**Available records**
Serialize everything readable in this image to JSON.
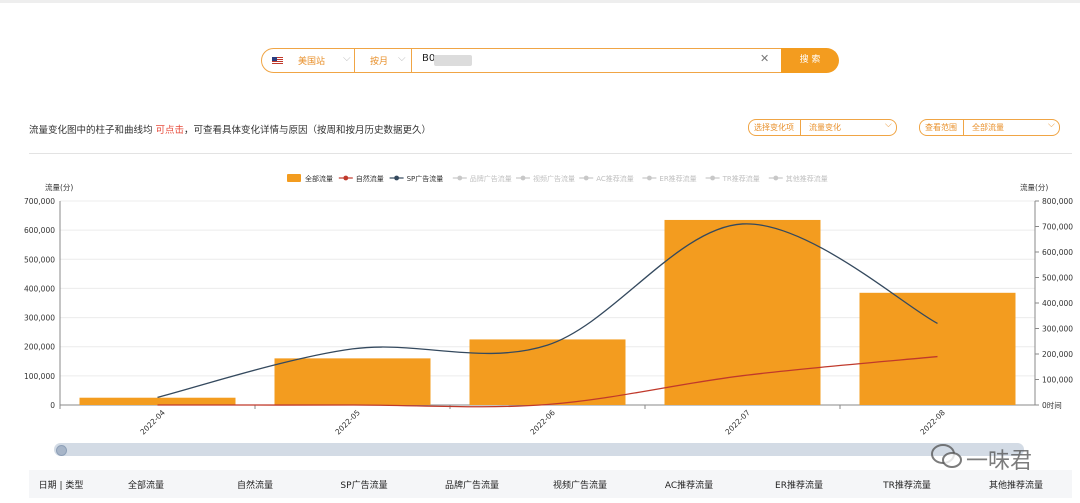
{
  "search": {
    "site": "美国站",
    "mode": "按月",
    "asin": "B0",
    "button": "搜 索"
  },
  "hint": {
    "before": "流量变化图中的柱子和曲线均 ",
    "highlight": "可点击",
    "after": "，可查看具体变化详情与原因（按周和按月历史数据更久）"
  },
  "filters": {
    "change_type": {
      "label": "选择变化项",
      "value": "流量变化"
    },
    "scope": {
      "label": "查看范围",
      "value": "全部流量"
    }
  },
  "chart_data": {
    "type": "bar",
    "categories": [
      "2022-04",
      "2022-05",
      "2022-06",
      "2022-07",
      "2022-08"
    ],
    "series": [
      {
        "name": "全部流量",
        "type": "bar",
        "axis": "left",
        "color": "#f39c1f",
        "values": [
          25000,
          160000,
          225000,
          635000,
          385000
        ]
      },
      {
        "name": "自然流量",
        "type": "line",
        "axis": "right",
        "color": "#c0392b",
        "values": [
          0,
          0,
          2000,
          115000,
          190000
        ]
      },
      {
        "name": "SP广告流量",
        "type": "line",
        "axis": "right",
        "color": "#34495e",
        "values": [
          30000,
          220000,
          235000,
          710000,
          320000
        ]
      }
    ],
    "legend": [
      "全部流量",
      "自然流量",
      "SP广告流量",
      "品牌广告流量",
      "视频广告流量",
      "AC推荐流量",
      "ER推荐流量",
      "TR推荐流量",
      "其他推荐流量"
    ],
    "legend_inactive_color": "#c8c8c8",
    "left_axis": {
      "label": "流量(分)",
      "ticks": [
        "0",
        "100,000",
        "200,000",
        "300,000",
        "400,000",
        "500,000",
        "600,000",
        "700,000"
      ],
      "ylim": [
        0,
        700000
      ]
    },
    "right_axis": {
      "label": "流量(分)",
      "ticks": [
        "0时间",
        "100,000",
        "200,000",
        "300,000",
        "400,000",
        "500,000",
        "600,000",
        "700,000",
        "800,000"
      ],
      "ylim": [
        0,
        800000
      ]
    }
  },
  "table": {
    "headers": [
      "日期 | 类型",
      "全部流量",
      "自然流量",
      "SP广告流量",
      "品牌广告流量",
      "视频广告流量",
      "AC推荐流量",
      "ER推荐流量",
      "TR推荐流量",
      "其他推荐流量"
    ]
  },
  "watermark": "一味君",
  "colors": {
    "accent": "#f39c1f"
  }
}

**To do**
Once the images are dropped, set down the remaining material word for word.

**Result**
Serialize everything readable in this image to JSON.
{
  "search": {
    "site": "美国站",
    "mode": "按月",
    "asin": "B0",
    "button": "搜 索"
  },
  "hint": {
    "before": "流量变化图中的柱子和曲线均 ",
    "highlight": "可点击",
    "after": "，可查看具体变化详情与原因（按周和按月历史数据更久）"
  },
  "filters": {
    "change_type": {
      "label": "选择变化项",
      "value": "流量变化"
    },
    "scope": {
      "label": "查看范围",
      "value": "全部流量"
    }
  },
  "chart_data": {
    "type": "bar",
    "categories": [
      "2022-04",
      "2022-05",
      "2022-06",
      "2022-07",
      "2022-08"
    ],
    "series": [
      {
        "name": "全部流量",
        "type": "bar",
        "axis": "left",
        "color": "#f39c1f",
        "values": [
          25000,
          160000,
          225000,
          635000,
          385000
        ]
      },
      {
        "name": "自然流量",
        "type": "line",
        "axis": "right",
        "color": "#c0392b",
        "values": [
          0,
          0,
          2000,
          115000,
          190000
        ]
      },
      {
        "name": "SP广告流量",
        "type": "line",
        "axis": "right",
        "color": "#34495e",
        "values": [
          30000,
          220000,
          235000,
          710000,
          320000
        ]
      }
    ],
    "legend": [
      "全部流量",
      "自然流量",
      "SP广告流量",
      "品牌广告流量",
      "视频广告流量",
      "AC推荐流量",
      "ER推荐流量",
      "TR推荐流量",
      "其他推荐流量"
    ],
    "legend_inactive_color": "#c8c8c8",
    "left_axis": {
      "label": "流量(分)",
      "ticks": [
        "0",
        "100,000",
        "200,000",
        "300,000",
        "400,000",
        "500,000",
        "600,000",
        "700,000"
      ],
      "ylim": [
        0,
        700000
      ]
    },
    "right_axis": {
      "label": "流量(分)",
      "ticks": [
        "0时间",
        "100,000",
        "200,000",
        "300,000",
        "400,000",
        "500,000",
        "600,000",
        "700,000",
        "800,000"
      ],
      "ylim": [
        0,
        800000
      ]
    }
  },
  "table": {
    "headers": [
      "日期 | 类型",
      "全部流量",
      "自然流量",
      "SP广告流量",
      "品牌广告流量",
      "视频广告流量",
      "AC推荐流量",
      "ER推荐流量",
      "TR推荐流量",
      "其他推荐流量"
    ]
  },
  "watermark": "一味君",
  "colors": {
    "accent": "#f39c1f"
  }
}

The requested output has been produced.